The concept of lopsided power distribution is an issue inherant to our capitalist society in the United States. This was quite evident as we travelled throughout Los Angeles and encountered culturally-contrasting areas such as South Central LA and Beverly Hills. Economic discrepancies between these two neighborhoods were displayed through homes, infrastructure, and businesses. However, the two neighborhoods interestingly shared something in common: gates surrounding the neighborhoods. The purpose of the gates in South Central LA is to keep the residents in, compared to those in the Hills that keep unwanted people out.

We spoke about the infamous Rodney King riots in 1992, centered around a white police officer’s mistreatment and beating of a black Rodney King. Rather than stopping the riots, we learned that the LAPD formed a blockade around the neighborhoods to contain violence to the rioters’ own neighborhoods. Meanwhile, the similarly-gated communities of Beverly Hills less than four miles away remained untouched.

Walking through Beverly Hills was, personally, a bit unsettling. It seemed as though everything was a bit too polished, modern, and expensive. The entire area just seemed unnecessarily ostentatious, especially in stark contrast to poorer neighborhoods like Watts, Compton, and South Central LA in such close proximity. Admittedly, there were some neat aspects of Beverly Hills, such as interesting fashion stores and lots of really, really nice sports cars.


We took advantage of a cultural phenomenon that started in Los Angeles and that is food trucks. We had lunch where we could choose from a few trucks. 

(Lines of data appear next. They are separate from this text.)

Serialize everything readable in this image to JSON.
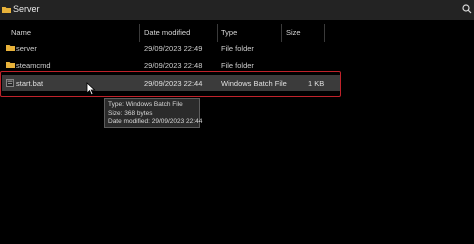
{
  "window": {
    "title": "Server"
  },
  "colors": {
    "background": "#000000",
    "top_bar": "#232323",
    "selected_row": "#3b3b3b",
    "folder_yellow": "#e8b23a",
    "highlight_red": "#c0222a",
    "tooltip_bg": "#2b2b2b"
  },
  "columns": {
    "name": "Name",
    "date_modified": "Date modified",
    "type": "Type",
    "size": "Size"
  },
  "files": [
    {
      "name": "server",
      "date": "29/09/2023 22:49",
      "type": "File folder",
      "size": "",
      "icon": "folder-icon"
    },
    {
      "name": "steamcmd",
      "date": "29/09/2023 22:48",
      "type": "File folder",
      "size": "",
      "icon": "folder-icon"
    },
    {
      "name": "start.bat",
      "date": "29/09/2023 22:44",
      "type": "Windows Batch File",
      "size": "1 KB",
      "icon": "batch-file-icon",
      "selected": true
    }
  ],
  "tooltip": {
    "type_line": "Type: Windows Batch File",
    "size_line": "Size: 368 bytes",
    "date_line": "Date modified: 29/09/2023 22:44"
  }
}
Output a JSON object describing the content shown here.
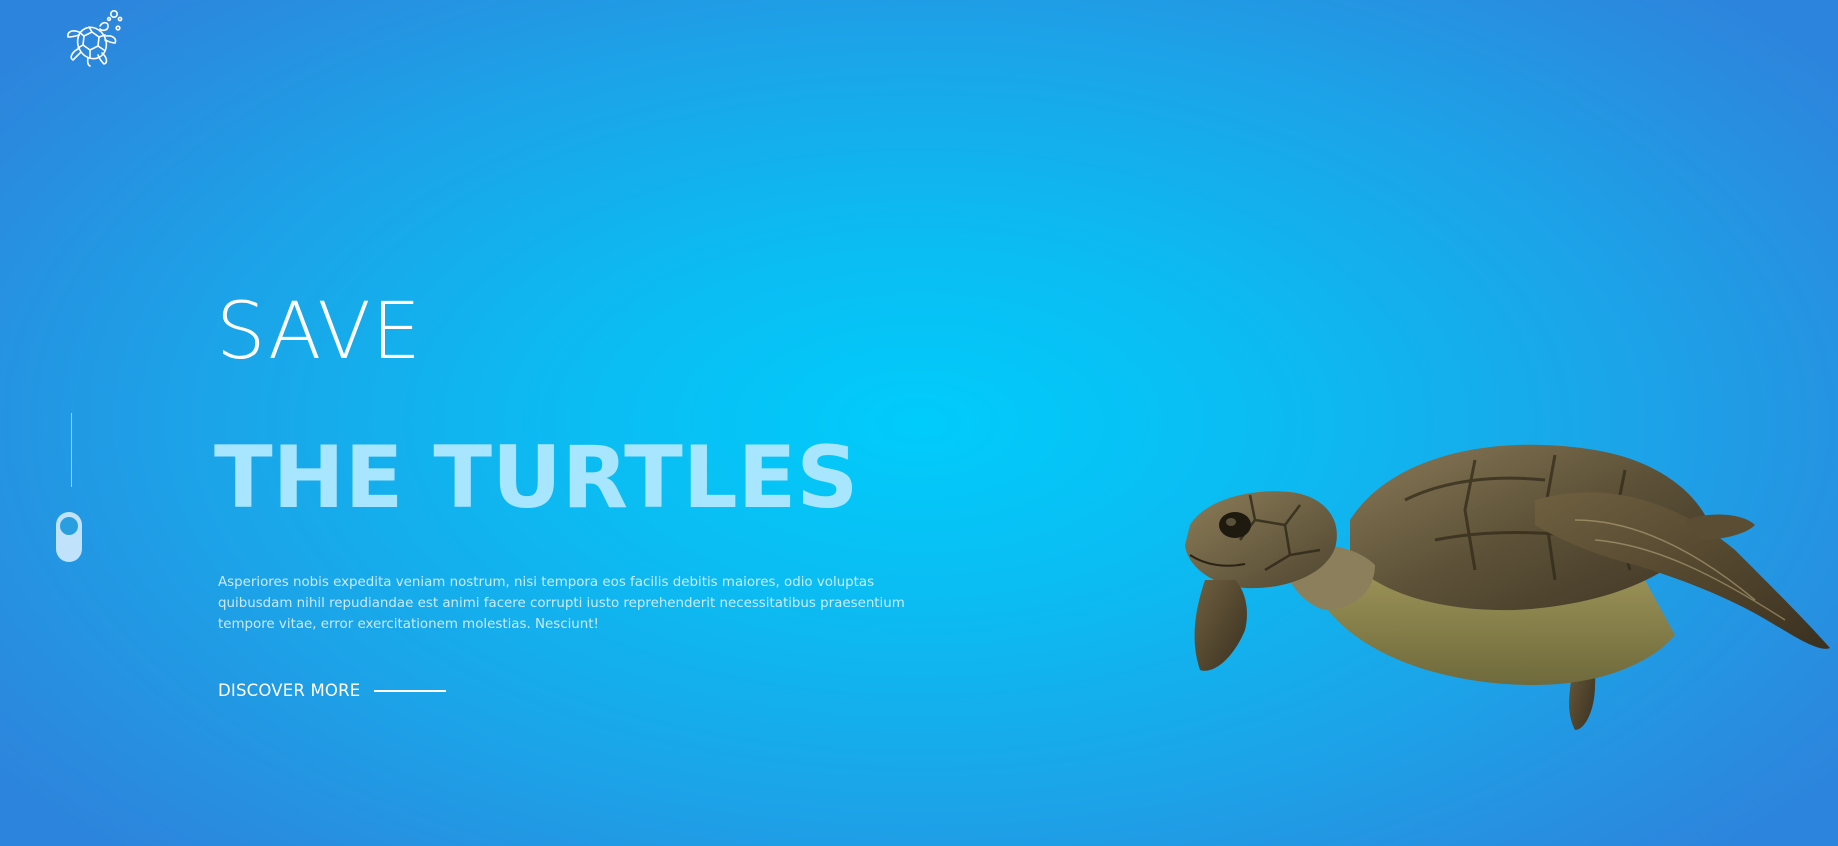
{
  "brand": {
    "logo_icon": "sea-turtle-icon"
  },
  "hero": {
    "line1": "SAVE",
    "line2": "THE TURTLES",
    "description": "Asperiores nobis expedita veniam nostrum, nisi tempora eos facilis debitis maiores, odio voluptas quibusdam nihil repudiandae est animi facere corrupti iusto reprehenderit necessitatibus praesentium tempore vitae, error exercitationem molestias. Nesciunt!",
    "cta_label": "DISCOVER MORE"
  },
  "colors": {
    "background_center": "#00ccfb",
    "background_edge": "#2d84dc",
    "accent_text": "#a8e6ff"
  }
}
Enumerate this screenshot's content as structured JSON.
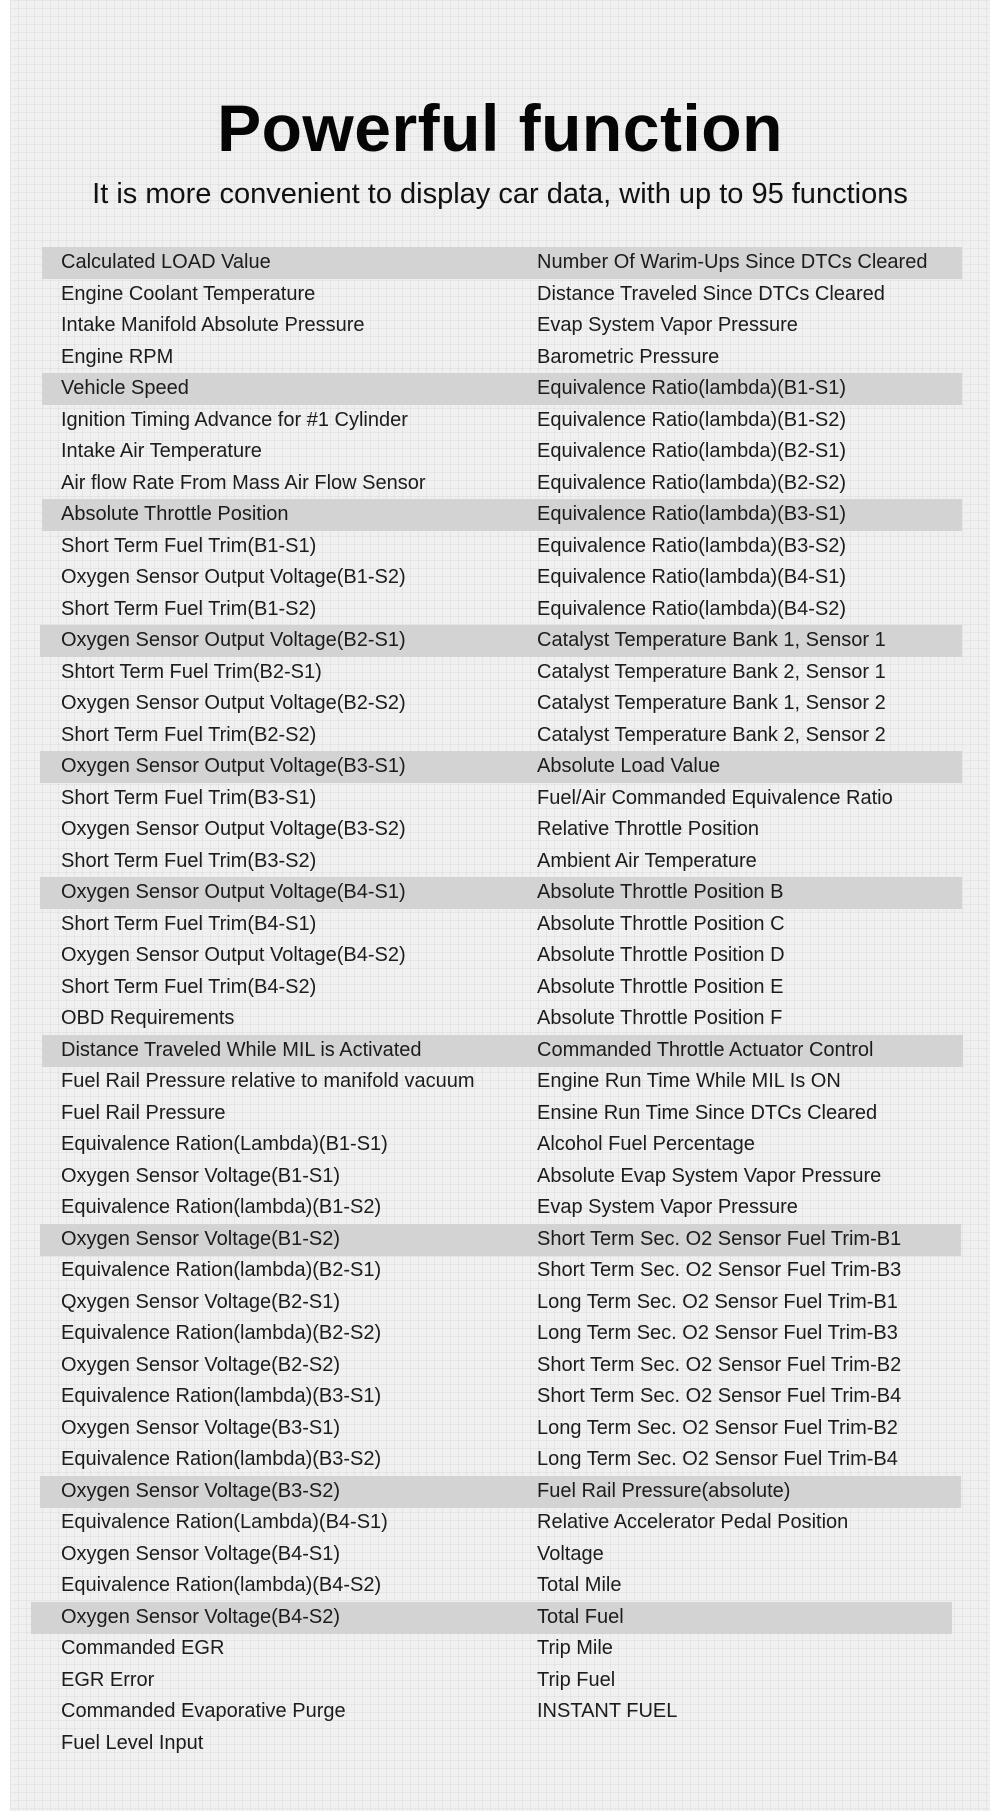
{
  "header": {
    "title": "Powerful function",
    "subtitle": "It is more convenient to display car data, with up to 95 functions"
  },
  "functions": {
    "left": [
      "Calculated LOAD Value",
      "Engine Coolant Temperature",
      "Intake Manifold Absolute Pressure",
      "Engine RPM",
      "Vehicle Speed",
      "Ignition Timing Advance for #1 Cylinder",
      "Intake Air Temperature",
      "Air flow Rate From Mass Air Flow Sensor",
      "Absolute Throttle Position",
      "Short Term Fuel Trim(B1-S1)",
      "Oxygen Sensor Output Voltage(B1-S2)",
      "Short Term Fuel Trim(B1-S2)",
      "Oxygen Sensor Output Voltage(B2-S1)",
      "Shtort Term Fuel Trim(B2-S1)",
      "Oxygen Sensor Output Voltage(B2-S2)",
      "Short Term Fuel Trim(B2-S2)",
      "Oxygen Sensor Output Voltage(B3-S1)",
      "Short Term Fuel Trim(B3-S1)",
      "Oxygen Sensor Output Voltage(B3-S2)",
      "Short Term Fuel Trim(B3-S2)",
      "Oxygen Sensor Output Voltage(B4-S1)",
      "Short Term Fuel Trim(B4-S1)",
      "Oxygen Sensor Output Voltage(B4-S2)",
      "Short Term Fuel Trim(B4-S2)",
      "OBD Requirements",
      "Distance Traveled While MIL is Activated",
      "Fuel Rail Pressure relative to manifold vacuum",
      "Fuel Rail Pressure",
      "Equivalence Ration(Lambda)(B1-S1)",
      "Oxygen Sensor Voltage(B1-S1)",
      "Equivalence Ration(lambda)(B1-S2)",
      "Oxygen Sensor Voltage(B1-S2)",
      "Equivalence Ration(lambda)(B2-S1)",
      "Qxygen Sensor Voltage(B2-S1)",
      "Equivalence Ration(lambda)(B2-S2)",
      "Oxygen Sensor Voltage(B2-S2)",
      "Equivalence Ration(lambda)(B3-S1)",
      "Oxygen Sensor Voltage(B3-S1)",
      "Equivalence Ration(lambda)(B3-S2)",
      "Oxygen Sensor Voltage(B3-S2)",
      "Equivalence Ration(Lambda)(B4-S1)",
      "Oxygen Sensor Voltage(B4-S1)",
      "Equivalence Ration(lambda)(B4-S2)",
      "Oxygen Sensor Voltage(B4-S2)",
      "Commanded EGR",
      "EGR Error",
      "Commanded Evaporative Purge",
      "Fuel Level Input"
    ],
    "right": [
      "Number Of Warim-Ups Since DTCs Cleared",
      "Distance Traveled Since DTCs Cleared",
      "Evap System Vapor Pressure",
      "Barometric Pressure",
      "Equivalence Ratio(lambda)(B1-S1)",
      "Equivalence Ratio(lambda)(B1-S2)",
      "Equivalence Ratio(lambda)(B2-S1)",
      "Equivalence Ratio(lambda)(B2-S2)",
      "Equivalence Ratio(lambda)(B3-S1)",
      "Equivalence Ratio(lambda)(B3-S2)",
      "Equivalence Ratio(lambda)(B4-S1)",
      "Equivalence Ratio(lambda)(B4-S2)",
      "Catalyst Temperature Bank 1, Sensor 1",
      "Catalyst Temperature Bank 2, Sensor 1",
      "Catalyst Temperature Bank 1, Sensor 2",
      "Catalyst Temperature Bank 2, Sensor 2",
      "Absolute Load Value",
      "Fuel/Air Commanded Equivalence Ratio",
      "Relative Throttle Position",
      "Ambient Air Temperature",
      "Absolute Throttle Position B",
      "Absolute Throttle Position C",
      "Absolute Throttle Position D",
      "Absolute Throttle Position E",
      "Absolute Throttle Position F",
      "Commanded Throttle Actuator Control",
      "Engine Run Time While MIL Is ON",
      "Ensine Run Time Since DTCs Cleared",
      "Alcohol Fuel Percentage",
      "Absolute Evap System Vapor Pressure",
      "Evap System Vapor Pressure",
      "Short Term Sec. O2 Sensor Fuel Trim-B1",
      "Short Term Sec. O2 Sensor Fuel Trim-B3",
      "Long Term Sec. O2 Sensor Fuel Trim-B1",
      "Long Term Sec. O2 Sensor Fuel Trim-B3",
      "Short Term Sec. O2 Sensor Fuel Trim-B2",
      "Short Term Sec. O2 Sensor Fuel Trim-B4",
      "Long Term Sec. O2 Sensor Fuel Trim-B2",
      "Long Term Sec. O2 Sensor Fuel Trim-B4",
      "Fuel Rail Pressure(absolute)",
      "Relative Accelerator Pedal Position",
      "Voltage",
      "Total Mile",
      "Total Fuel",
      "Trip Mile",
      "Trip Fuel",
      "INSTANT FUEL"
    ],
    "highlighted_rows": [
      0,
      4,
      8,
      12,
      16,
      20,
      25,
      31,
      39,
      43
    ]
  },
  "colors": {
    "highlight_band": "#d3d3d3",
    "background": "#f0f0f0",
    "text": "#1c1c1c"
  }
}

As a group, we had a chance to speak with Officer Lopes, a member of the Los Angeles Police Department. He provided insight as to how the LAPD works today to reduce crime throughout all neighborhoods in Los Angeles and how the current agenda compares to that of the LAPD in the ’80s and early ’90s. The police department strives to create a bond with the day-to-day citizens they serve and protect through community outreach programs and hiring a diverse staff. Officer Lopes also spoke on how the strict protocol and training methods of the LAPD has significantly reduced police misconduct in recent years. He also spoke at length about reducing crime, especially in poorer neighborhoods. The best way to do so, he said, is to promote trust between citizens and officers. By creating bonds with and getting to know as many people as possible within their assigned neighborhoods, the officers help to discourage crime. In comparison to the ‘stop-all-crime-at-all-costs’ philosophy that many police departments followed in the ’80s and ’90s, this is a very compassionate and effective protocol.


Police officers must walk a fine line between protecting our citizens and enforcing the law. With this tough job comes plenty of power. The LAPD’s effort to discourage crime through a direct relationship with the citizens of Los Angeles is very respectable, and I believe police departments around the U.S. should take inspiration from these new programs.

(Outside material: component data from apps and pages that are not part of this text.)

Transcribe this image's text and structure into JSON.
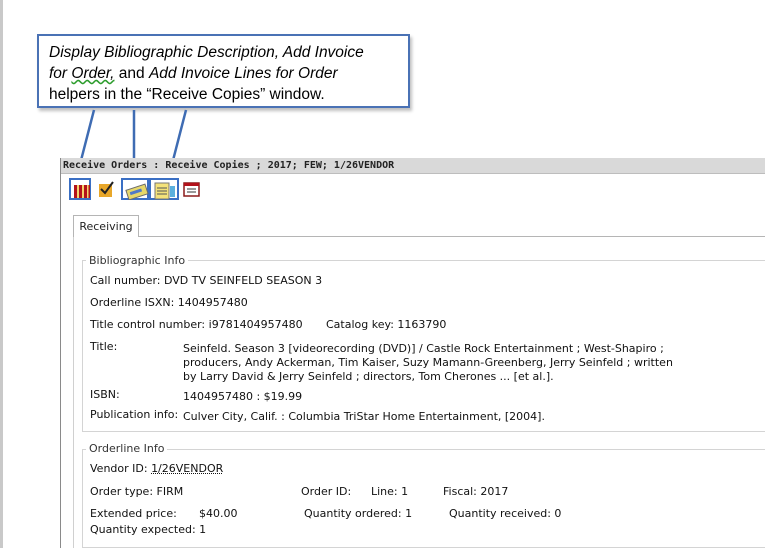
{
  "callout": {
    "line1": "Display Bibliographic Description, Add Invoice",
    "line2a": "for",
    "line2b": "Order,",
    "line2c": " and ",
    "line2d": "Add Invoice Lines for Order",
    "line3": "helpers in the “Receive Copies” window."
  },
  "window": {
    "title": "Receive Orders : Receive Copies  ; 2017; FEW; 1/26VENDOR"
  },
  "toolbar": {
    "icons": [
      "bib-description-icon",
      "add-invoice-icon",
      "add-invoice-lines-icon",
      "notes-icon",
      "calendar-icon"
    ]
  },
  "tabs": {
    "receiving": "Receiving"
  },
  "bib": {
    "legend": "Bibliographic Info",
    "call_number": "Call number: DVD TV SEINFELD SEASON 3",
    "orderline_isxn": "Orderline ISXN: 1404957480",
    "title_control": "Title control number:  i9781404957480",
    "catalog_key": "Catalog key:  1163790",
    "title_label": "Title:",
    "title_line1": "Seinfeld. Season 3 [videorecording (DVD)] / Castle Rock Entertainment ; West-Shapiro ;",
    "title_line2": "producers, Andy Ackerman, Tim Kaiser, Suzy Mamann-Greenberg, Jerry Seinfeld ; written",
    "title_line3": "by Larry David & Jerry Seinfeld ; directors, Tom Cherones ... [et al.].",
    "isbn_label": "ISBN:",
    "isbn_value": "1404957480 : $19.99",
    "pub_label": "Publication info:",
    "pub_value": "Culver City, Calif. : Columbia TriStar Home Entertainment, [2004]."
  },
  "orderline": {
    "legend": "Orderline Info",
    "vendor_label": "Vendor ID:",
    "vendor_value": "1/26VENDOR",
    "order_type": "Order type: FIRM",
    "order_id": "Order ID:",
    "line": "Line: 1",
    "fiscal": "Fiscal: 2017",
    "extended_label": "Extended price:",
    "extended_value": "$40.00",
    "qty_ordered": "Quantity ordered: 1",
    "qty_received": "Quantity received: 0",
    "qty_expected": "Quantity expected: 1"
  }
}
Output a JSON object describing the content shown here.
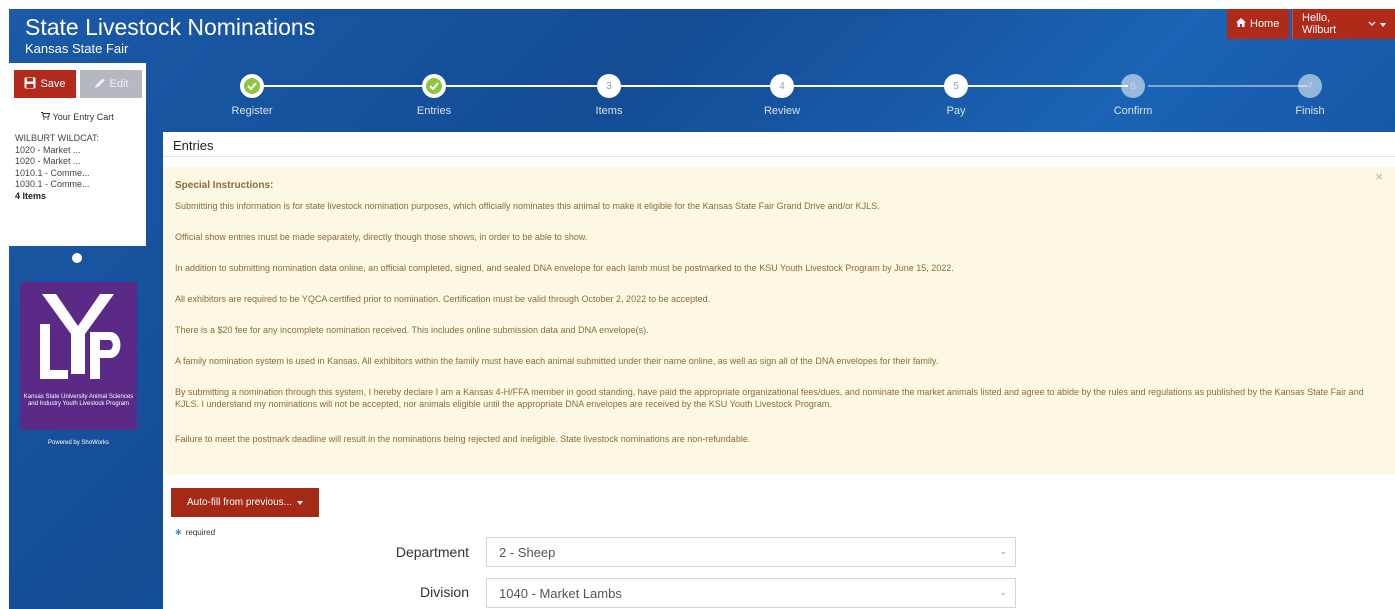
{
  "header": {
    "title": "State Livestock Nominations",
    "subtitle": "Kansas State Fair",
    "home_label": "Home",
    "user_label": "Hello, Wilburt"
  },
  "sidebar": {
    "save_label": "Save",
    "edit_label": "Edit",
    "cart_title": "Your Entry Cart",
    "cart_owner": "WILBURT WILDCAT:",
    "cart_items": [
      "1020 - Market ...",
      "1020 - Market ...",
      "1010.1 - Comme...",
      "1030.1 - Comme..."
    ],
    "cart_count": "4 Items",
    "logo_letters": "LYP",
    "logo_caption": "Kansas State University Animal Sciences and Industry Youth Livestock Program",
    "powered_by": "Powered by ShoWorks"
  },
  "stepper": {
    "steps": [
      {
        "number": "1",
        "label": "Register",
        "state": "done"
      },
      {
        "number": "2",
        "label": "Entries",
        "state": "done"
      },
      {
        "number": "3",
        "label": "Items",
        "state": "todo"
      },
      {
        "number": "4",
        "label": "Review",
        "state": "todo"
      },
      {
        "number": "5",
        "label": "Pay",
        "state": "todo"
      },
      {
        "number": "6",
        "label": "Confirm",
        "state": "future"
      },
      {
        "number": "7",
        "label": "Finish",
        "state": "future"
      }
    ]
  },
  "main": {
    "section_title": "Entries",
    "instructions": {
      "heading": "Special Instructions:",
      "paragraphs": [
        "Submitting this information is for state livestock nomination purposes, which  officially nominates this animal to make it eligible for the Kansas State Fair Grand Drive and/or KJLS.",
        " Official show entries must be made separately, directly though those shows, in order to be able to show.",
        "In addition to submitting nomination data online, an official completed, signed, and sealed DNA envelope for each lamb  must be postmarked to the KSU Youth Livestock Program by June 15, 2022.",
        "All exhibitors are required to be YQCA certified prior to nomination. Certification must be valid through October 2, 2022 to be accepted.",
        "There is a $20 fee for any incomplete nomination received. This includes online submission data and DNA envelope(s).",
        "A family nomination system is used in Kansas. All exhibitors within the family must have each animal submitted under their name online, as well as sign all of the DNA envelopes for their family.",
        "By submitting a nomination through this system, I hereby declare I am a Kansas 4-H/FFA member in good standing, have paid the appropriate  organizational fees/dues, and  nominate the market animals listed and agree to abide by the rules and regulations as published by the Kansas State Fair and KJLS. I understand my nominations will not be accepted, nor animals eligible until the appropriate DNA envelopes are received by the KSU Youth Livestock Program.",
        "Failure to meet the postmark deadline will result in the nominations being  rejected and ineligible. State livestock nominations are non-refundable."
      ]
    },
    "autofill_label": "Auto-fill from previous...",
    "required_note": "required",
    "form": {
      "department_label": "Department",
      "department_value": "2 - Sheep",
      "division_label": "Division",
      "division_value": "1040 - Market Lambs"
    }
  },
  "colors": {
    "header_blue": "#144c95",
    "action_red": "#b02a1a",
    "alert_bg": "#fcf8e3",
    "alert_text": "#8a6d3b",
    "step_done_green": "#8dc63f",
    "logo_purple": "#5b2a86"
  }
}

After speaking to Officer Lopes, we headed to a local farmers market to enjoy lots of fresh fruit grown and picked by the vendors. The local vendors also accepted SNAP and WIC benefits. Those who run the stands at the farmers market use their power to make fresh produce accessible to those in need.

From there, we headed to Venice Beach. There was something awe-inspiring about touching the Pacific Ocean after traveling all the way from the east coast by bus. The waves are much bigger in California than where I’m from, Tampa Bay. The size of the waves took fellow Tampa Bay native Josh Prieto and I by surprise, and we got absolutely drenched in our street clothes standing what we assumed was a safe distance from the shore.


After we were relatively dry, we loaded up onto the bus and headed to Beit T’Shuvah, a synagogue that serves as an addiction rehabilitation center. There we heard stories from recovering residents that really spoke to the power of addiction. We ate dinner with the residents and staff of Beit T’Shuvah and we spoke with them, which was both informative for us and therapeutic for them.


Whether it be the a gated neighborhood, the police force, fresh fruit, addiction, or even a wave from the Pacific Ocean, everything has varying degrees of power. This was incredibly evident in one of the most powerful states and economies in the United States, California.